Here we consider why it is that the concept of reward is not counter to the doctrines of Christ alone, grace alone and faith alone.
So let’s ask: Why do people consider the concept of reward to be a potential threat to the doctrines of grace? Well, often the argument runs something like this:
- Grace means that everything is a gift
- If everything’s a gift then there’s no room for merit (you can’t earn gifts)
- Reward is based on merit (otherwise it’s not reward it’s just random)
- Therefore, grace means there’s no room for reward.

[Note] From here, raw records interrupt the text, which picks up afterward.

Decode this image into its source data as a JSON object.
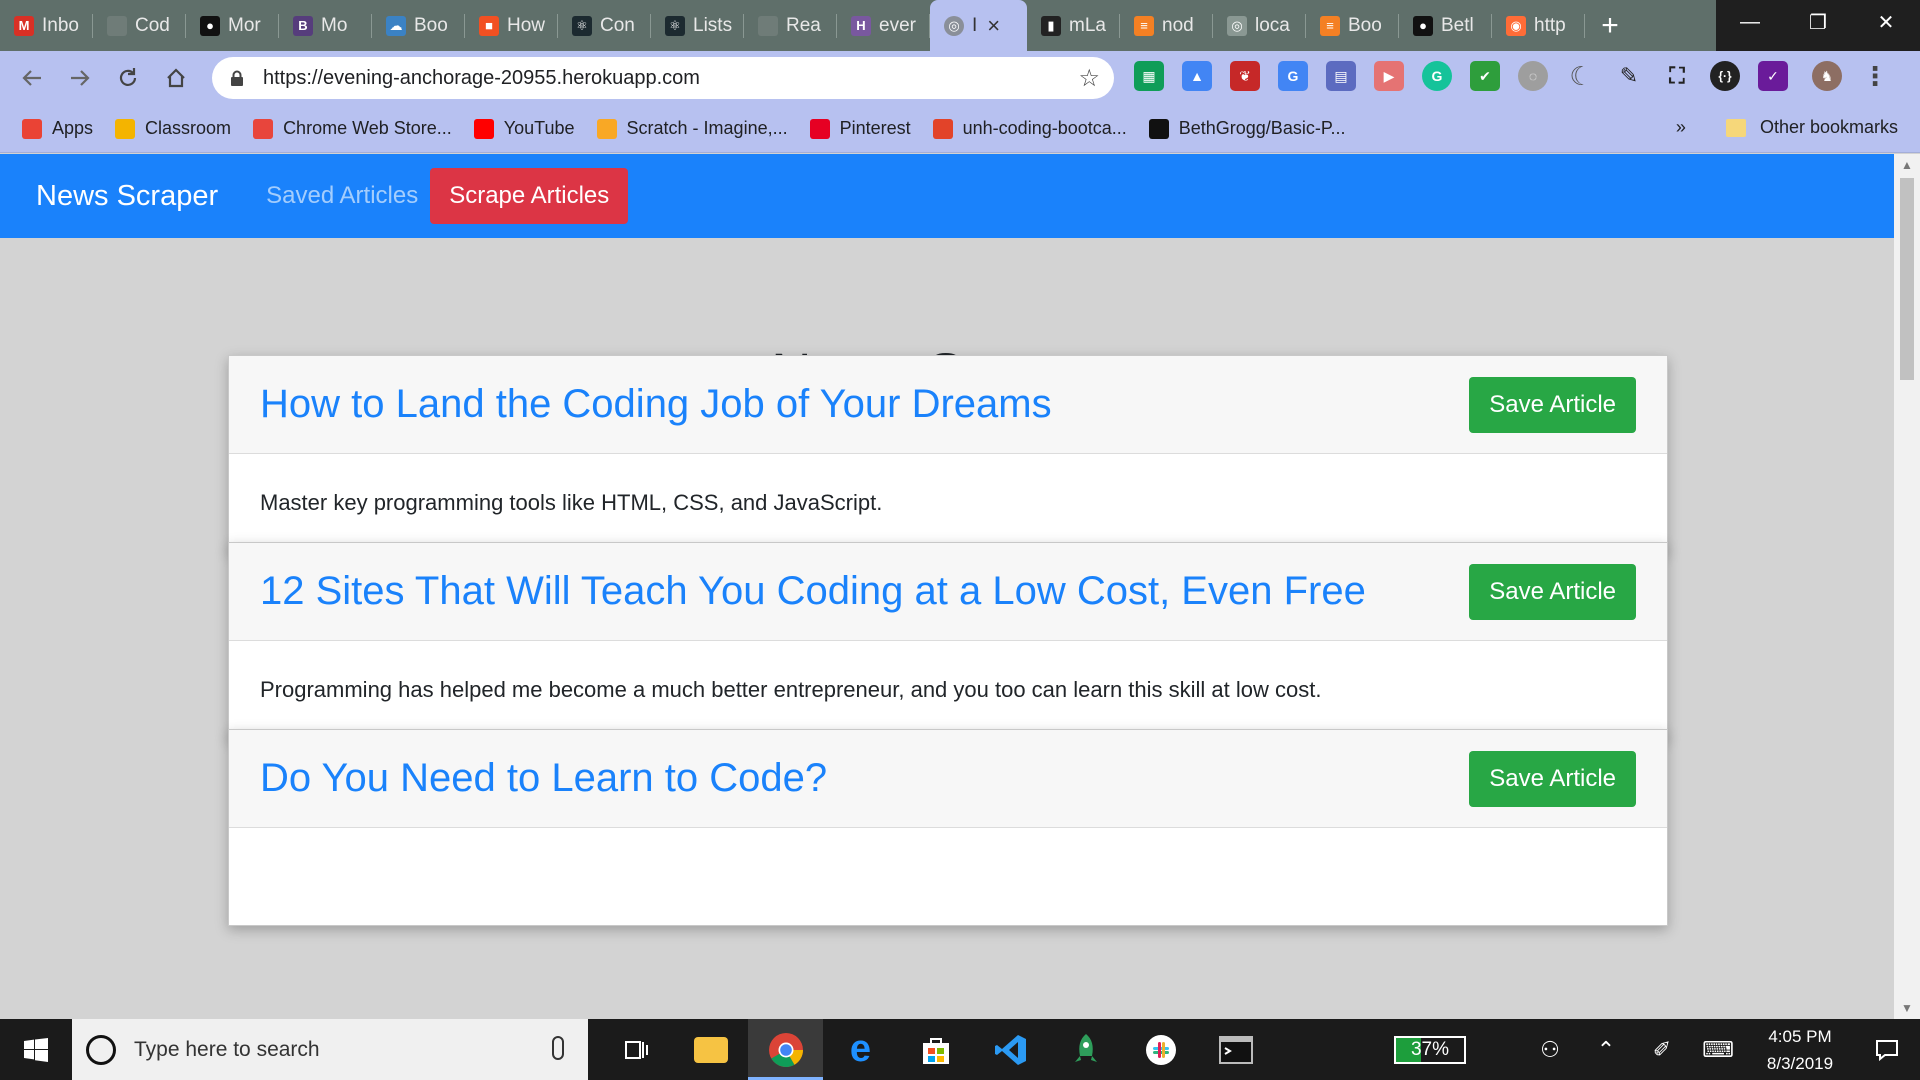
{
  "browser": {
    "tabs": [
      {
        "label": "Inbo",
        "icon": "gmail-icon",
        "color": "#d93025",
        "glyph": "M"
      },
      {
        "label": "Cod",
        "icon": "generic-site-icon",
        "color": "#6f7c78",
        "glyph": ""
      },
      {
        "label": "Mor",
        "icon": "github-icon",
        "color": "#111111",
        "glyph": "●"
      },
      {
        "label": "Mo",
        "icon": "bootstrap-icon",
        "color": "#563d7c",
        "glyph": "B"
      },
      {
        "label": "Boo",
        "icon": "cloud-icon",
        "color": "#3b82c4",
        "glyph": "☁"
      },
      {
        "label": "How",
        "icon": "microsoft-icon",
        "color": "#f25022",
        "glyph": "■"
      },
      {
        "label": "Con",
        "icon": "react-icon",
        "color": "#1c2a30",
        "glyph": "⚛"
      },
      {
        "label": "Lists",
        "icon": "react-icon",
        "color": "#1c2a30",
        "glyph": "⚛"
      },
      {
        "label": "Rea",
        "icon": "generic-site-icon",
        "color": "#6f7c78",
        "glyph": ""
      },
      {
        "label": "ever",
        "icon": "heroku-icon",
        "color": "#79589f",
        "glyph": "H"
      }
    ],
    "active_tab": {
      "label": "I",
      "icon": "globe-icon"
    },
    "tabs_after": [
      {
        "label": "mLa",
        "icon": "mlab-icon",
        "color": "#222222",
        "glyph": "▮"
      },
      {
        "label": "nod",
        "icon": "stackoverflow-icon",
        "color": "#f48024",
        "glyph": "≡"
      },
      {
        "label": "loca",
        "icon": "globe-icon",
        "color": "#8a9893",
        "glyph": "◎"
      },
      {
        "label": "Boo",
        "icon": "stackoverflow-icon",
        "color": "#f48024",
        "glyph": "≡"
      },
      {
        "label": "Betl",
        "icon": "github-icon",
        "color": "#111111",
        "glyph": "●"
      },
      {
        "label": "http",
        "icon": "postman-icon",
        "color": "#ff6c37",
        "glyph": "◉"
      }
    ],
    "url": "https://evening-anchorage-20955.herokuapp.com",
    "bookmarks": [
      {
        "label": "Apps",
        "icon": "apps-grid-icon",
        "color": "#ea4335"
      },
      {
        "label": "Classroom",
        "icon": "classroom-icon",
        "color": "#f4b400"
      },
      {
        "label": "Chrome Web Store...",
        "icon": "webstore-icon",
        "color": "#e8453c"
      },
      {
        "label": "YouTube",
        "icon": "youtube-icon",
        "color": "#ff0000"
      },
      {
        "label": "Scratch - Imagine,...",
        "icon": "scratch-icon",
        "color": "#f9a825"
      },
      {
        "label": "Pinterest",
        "icon": "pinterest-icon",
        "color": "#e60023"
      },
      {
        "label": "unh-coding-bootca...",
        "icon": "gitlab-icon",
        "color": "#e24329"
      },
      {
        "label": "BethGrogg/Basic-P...",
        "icon": "github-icon",
        "color": "#111111"
      }
    ],
    "overflow_label": "»",
    "other_bookmarks": "Other bookmarks"
  },
  "page": {
    "brand": "News Scraper",
    "nav_saved": "Saved Articles",
    "nav_scrape": "Scrape Articles",
    "heading": "News Scraper",
    "save_label": "Save Article",
    "articles": [
      {
        "title": "How to Land the Coding Job of Your Dreams",
        "summary": "Master key programming tools like HTML, CSS, and JavaScript."
      },
      {
        "title": "12 Sites That Will Teach You Coding at a Low Cost, Even Free",
        "summary": "Programming has helped me become a much better entrepreneur, and you too can learn this skill at low cost."
      },
      {
        "title": "Do You Need to Learn to Code?",
        "summary": ""
      }
    ],
    "colors": {
      "navbar": "#1a82fb",
      "scrape": "#dc3545",
      "save": "#28a745",
      "link": "#1a82fb"
    }
  },
  "taskbar": {
    "search_placeholder": "Type here to search",
    "battery_percent": 37,
    "battery_label": "37%",
    "time": "4:05 PM",
    "date": "8/3/2019"
  }
}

But is this really the definition of grace with which we want to begin? The whole burden of this series has been to show that Christ – our David, our anointed Champion – needs to be at the heart of our thinking. And so we saw that preaching is not simply lifting our eyes to some general divine battle plan but focussing us on the King who wins the battle for us. Grace is not basically God’s empowering of our work but something completely outside ourselves – the victory of our Champion. Grace is, at heart, Christ’s work for us, to which we contribute nothing. Grace alone is effectively just another way of saying ‘Christ alone.’ It is the affirmation that the victory is secured by Christ without us having lifted a finger to help.
Now with this definition of grace – is there room for reward? Well yes. Think of how the Israelites plundered the Philistines
When the Philistines saw that their hero was dead, they turned and ran. Then the men of Israel and Judah surged forward with a shout and pursued the Philistines to the entrance of Gath and to the gates of Ekron. Their dead were strewn along the Shaaraim road to Gath and Ekron. When the Israelites returned from chasing the Philistines, they plundered their camp. (1 Sam 17:51-53)
On the basis of David’s victory they plunder the Philistines. Without the victory they would all have died. In victory none of them could claim credit for securing it. But in response to it, some will have chased hard, killed many and brought back much plunder. At the same time it’s conceivable (though we’re not told and I don’t think this happend) that some may simply have gawped in wonder at the victory of David and barely moved an inch. Both kinds of soldiers win the day. Some participate in the victory more fully. That’s really the very simple point I want to make with this post.
Again it emphasises that faith is not synonymous with inactivity! We get these strange ideas about faith since we’re used to playing off faith against works all the time. We say things like ‘I’m not saved by my works, I’m saved by my faith’ – which is a really unhelpful way of framing things. It makes it sound like faith is the one meritorious work (an internal mental act) that I summon up to earn salvation. The message becomes – “Don’t do works (external physical acts), do faith (internal, mental acts)!” And then we get our knickers in a twist worrying that any external, physical acts are necessarily worksy. But no.
Think about Numbers 13. The spies come back from the promised land with grapes like basketballs. Caleb and Joshua say “We should go up and take possession of the land” and the people stay put. A distinct lack of physical activity. Perhaps they were worried about earning the promised land! Was this a rejection of works and an instance of faith? No it is utter faithlessness through and through. Not going up is faithless in Numbers 13 and going up is faithless in Numbers 14. Why? Because of the LORD’s promise. He promises success in the first instance and failure in the second. Their response to the promise is what constitutes the faith/works divide. Inactivity can be utter unbelief. Tremendous striving can be pure faith.
Faith is receiving the promise appropriately. In Anders Nygren’s phrase, faith is being conquered by the gospel. In 1 Samuel 17 terms, faith is looking at the giant fall and understanding who it is who’s won – your brother and king. From faith – which is simply looking away from self to the Victorious King – may flow all kinds of things like cheering (emotions) and plundering (good works). And if you’ve really seen the victory it’s pretty hard to see why you wouldn’t cheer and why you wouldn’t plunder. But cheering and plundering doesn’t win the battle – the king does. “Faith” is just another way of directing our attention away from ourselves (even away from our joyous response to salvation) and fixing it solely on the Saviour. The fruit of this faith will come forth in all manner of affections and works which are the organic outflow of the work of Christ alone. In 1 Samuel 17 terms the plunder comes from:
- the victory of the king alone
- is empowered by the bread of David (v17ff)
- and is the natural overflow of praise which necessarily attends seeing the victory aright.
Now Christ expects us to go hard after reward. Otherwise, why dangle it in front of us?? (e.g. Luke 19:17!!) But just as we’re expected to rejoice, so too with pursuing reward, we simply do not have the resources in ourselves. Nor is it an abstract providence that grants us divine energies to rejoice and to plunder. Rather it is a focus again on the Champion, our Brother, that will produce both the shout and the charge into enemy territory.
So having looked again at our triumphant King… Go in war to love and serve the Lord.